Barbecues, parties on the beach, fireworks – did anyone say Ferragosto?! August 15th might just be the most anticipated date in Italy, as this is when summer really goes underway. In 2023, Ferragosto falls on a Tuesday, creating a nice little “ponte”, or extra days sequence, for everyone living in the country.
If you’ve ever found yourself in Italy during August, you probably noticed that everything comes to a stop in favor of the holiday. Cities are typically empty (or at least emptier) while everyone makes their way to the mountains or the coasts. And it has been like this ever since emperor Augustus, who introduced Feriae Augusti to mark the end of the agricultural season. The date also coincides with the the Catholic feast of the Assumption of Mary, making it twice the reason to celebrate and get off work. During the late 1920s, the Fascist regime began organizing hundreds of trips with “People’s Trains of Ferragosto”. This way, the less fortunate Italians got the chance to tour the country.
How to celebrate Ferragosto
There are different ways to enjoy Ferragosto. Many Italians typically spend the day(s) with the family and/or friends, going on picnics and barbecues. Others spend the day on the beach, alongside a fire in the evening.
Another good way is to join local festivals, which usually have amazing parades, music, and of course the fireworks. Some Ferragosto traditions are very much alive today, and below I list my favorite must-visits across Il Belpaese. And many of them involve horses and medieval knights?! Read on!
The Palio of Siena
Although held on August 16th, the Palio of Siena in the town’s Piazza del Campo could be considered a Ferragosto tradition. Held twice a year, it is a 390-year-old horse race in which ten horses and ten riders representing the contrade, or city wards, compete. Since there are 17 contrade of Siena, the 7 which did not get to compete in the June race get to do so in the August one (and three more are chosen by draw). Definitely a sight to see if you find yourself in Siena at the right time!

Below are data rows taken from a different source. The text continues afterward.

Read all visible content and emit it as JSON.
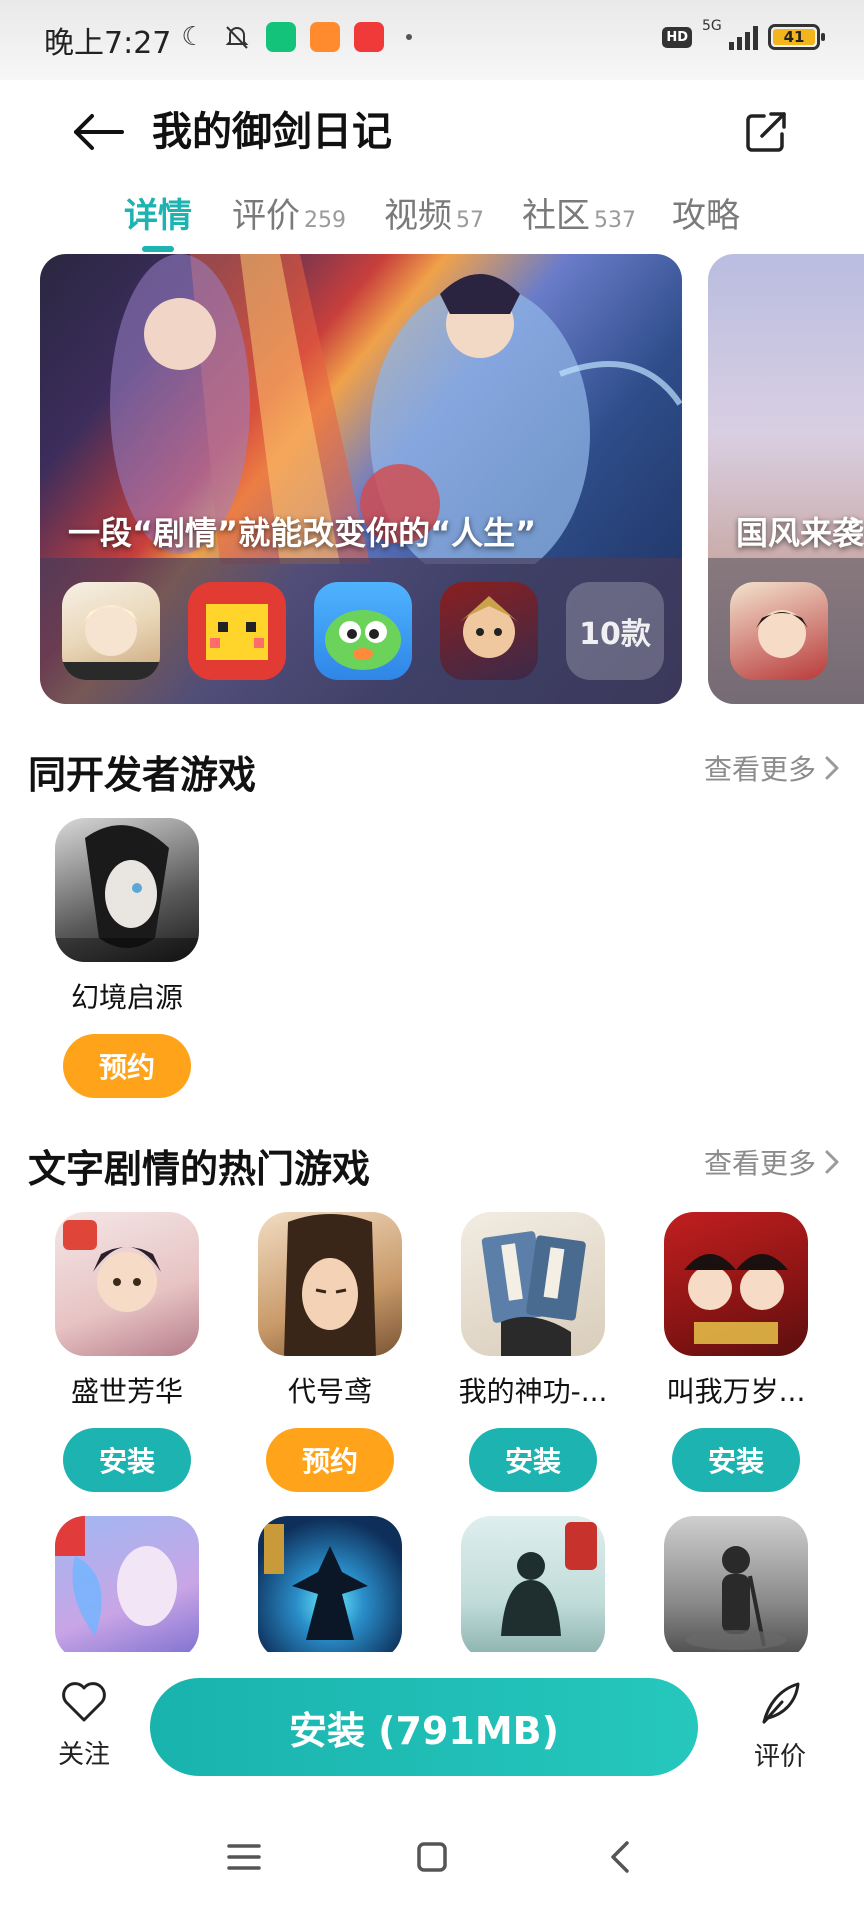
{
  "status_bar": {
    "time": "晚上7:27",
    "hd": "HD",
    "network": "5G",
    "battery": "41"
  },
  "header": {
    "title": "我的御剑日记"
  },
  "tabs": [
    {
      "label": "详情",
      "count": ""
    },
    {
      "label": "评价",
      "count": "259"
    },
    {
      "label": "视频",
      "count": "57"
    },
    {
      "label": "社区",
      "count": "537"
    },
    {
      "label": "攻略",
      "count": ""
    }
  ],
  "banners": [
    {
      "caption": "一段“剧情”就能改变你的“人生”",
      "more_label": "10款"
    },
    {
      "caption": "国风来袭"
    }
  ],
  "sections": {
    "developer": {
      "title": "同开发者游戏",
      "more": "查看更多",
      "games": [
        {
          "name": "幻境启源",
          "action": "预约"
        }
      ]
    },
    "popular": {
      "title": "文字剧情的热门游戏",
      "more": "查看更多",
      "games": [
        {
          "name": "盛世芳华",
          "action": "安装"
        },
        {
          "name": "代号鸢",
          "action": "预约"
        },
        {
          "name": "我的神功-...",
          "action": "安装"
        },
        {
          "name": "叫我万岁...",
          "action": "安装"
        }
      ]
    }
  },
  "bottom_bar": {
    "follow_label": "关注",
    "install_label": "安装 (791MB)",
    "rate_label": "评价"
  },
  "colors": {
    "accent": "#1cb3b0",
    "reserve": "#ffa31a"
  }
}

La Giostra del Saracino in Sarteano
An hour away from Siena is Sarteano, with its Giostra del Saracino. With roots in the fourteenth century, the event is inspired by the ruthless jousting tournaments. Today, the “enemy” consists of wooden statues that the jousting knights from five town districts try to beat. The rule is: place a ring of 6 centimeters in diameter onto a shield with a spear while racing. Score a point this way, or be symbolically punished by a fake statue. The joust is preceded by some two hundred people in characteristic 16th century costumes walk the streets on August 15, blaring the trumpets and rolling the drums.
La Cavalcata dell’Assunta in Fermo
Here’s yet another horse-related activity for you! In the evening of August 14th and in the afternoon of August 15th, The Cavalcata dell’Assunta takes over the streets of Fermo. Ten city quarters, wearing clothing, coat of arms and shields like they did in the Middle Ages, walk in a parade. The following afternoon, there is a horse race, as well as medieval games such as the tug of war, archery and a Tmburini contest. While there, you can also try the traditional dishes of the Marche region. What’s not to like?!
Gran Ballo di Ferragosto in Rome
Imagine a big city party, in which every square, every street offers music you can dance to. This is what the Gran Ballo di Ferragosto consists of, and arguably the most famous one takes place in the capital city of Rome. I’ve unfortunately never attended one, but I hear it is a hoot. If you’re not aware of it when in Rome, you might as well join a dance or 10, because you won’t be able to get away with not participating anyway. Other Italian cities also host the gran ballo on Ferragosto, so be sure to check your local guides!
La Vara di Messina
Even if you’re not religious, I recommend you go see the Vara in the town of Messina, in Sicily. This is not your typical procession – or at least the Assumption of Mary is definitely taken to another level. The structure carrying Mary is some 14 meters high and weighing about 8 tons. This papier-mâché pyramid of sorts, pulled by ropes through crowded streets, depicts Mary supported on the hand of Christ, ascending into heaven. She is accompanied by apostles, angels, and the Sun and the Moon, among other things. In the evening, the structure is beautifully illuminated as the evening mass takes place.
Discesa dei Candelieri in Sassari
Sticking to the religious topic but moving to the other big Italian island – Sardegna. The Descent of the Candelieri is a five-century-old festival taking place in Sassari on August 14th. Participants, representing ancient working classes of the city, carry 11 big wooden columns, representing candles through the city streets, attracting 100,000 tourists from around the world every year. This Unesco heritage event honors the vow made to the Virgin Mary who, according to the popular belief, put an end to a terrible plague.